Bruell believes there are ways to make healthier dishes still taste good. Using fresh ingredients is one key step, and chefs can use ingredients like acid—vinegars, citrus, etc.—to intensify flavors.
“The whole idea is that the food will explode in your mouth when it hits your pallet. That’s the goal on the culinary side,” Bruell describes. “There are ways to do that, to balance the fat by cutting through it with acid.”
Does Bruell believe in labeling healthier items on his menus?
“I don’t put a logo next to that item on the menu,” he says. “I believe in educating my service staff. We talk about what we’re doing with the Go! Healthy foods, explaining it to the customer. We talk about what it is.”
While Bruell notes the Go! Healthy dishes are selling well, he doesn’t shy away from acknowledging the marketing aspect of the partnership.
“They wanted the exposure to the dining public because they have never done this in restaurants outside of the Clinic settings,” he says, “and I knew we would get a lot of exposure by being the first in the U.S. to do it.”
Bruell also is quick to point out he wasn’t going to change his concepts for the partnership.
“I told them, ‘I use salt and butter, everything you don’t use, but I think my food is healthy,’” he says. “I reiterated that I wasn’t changing my menus because I wanted to stay true to what our concepts are.”
Instead, the two parties decided on adding prix fixe meals to the menus at Bruell’s upscale locations: Chinato, L’Albatros, Cowell & Hubbard, Parallax and Table 45. Bruell anticipates the menu items will last through the year and then the two parties will evaluate moving forward.
As far as Cleveland moving forward, Bruell says he’s always believed the city would have its day.
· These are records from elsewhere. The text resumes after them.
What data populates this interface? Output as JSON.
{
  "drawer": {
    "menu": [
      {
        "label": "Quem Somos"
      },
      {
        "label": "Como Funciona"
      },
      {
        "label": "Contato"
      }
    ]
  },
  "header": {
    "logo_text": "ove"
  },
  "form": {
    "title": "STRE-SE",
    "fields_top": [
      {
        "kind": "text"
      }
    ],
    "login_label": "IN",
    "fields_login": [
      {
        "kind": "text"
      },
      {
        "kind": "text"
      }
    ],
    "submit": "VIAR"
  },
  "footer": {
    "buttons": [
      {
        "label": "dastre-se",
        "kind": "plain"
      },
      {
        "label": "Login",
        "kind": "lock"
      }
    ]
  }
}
“I’ve been committed for years and it’s coming to fruition,” he says. “I could see it happening, but we’re not there yet. For me, it can’t happen soon enough.”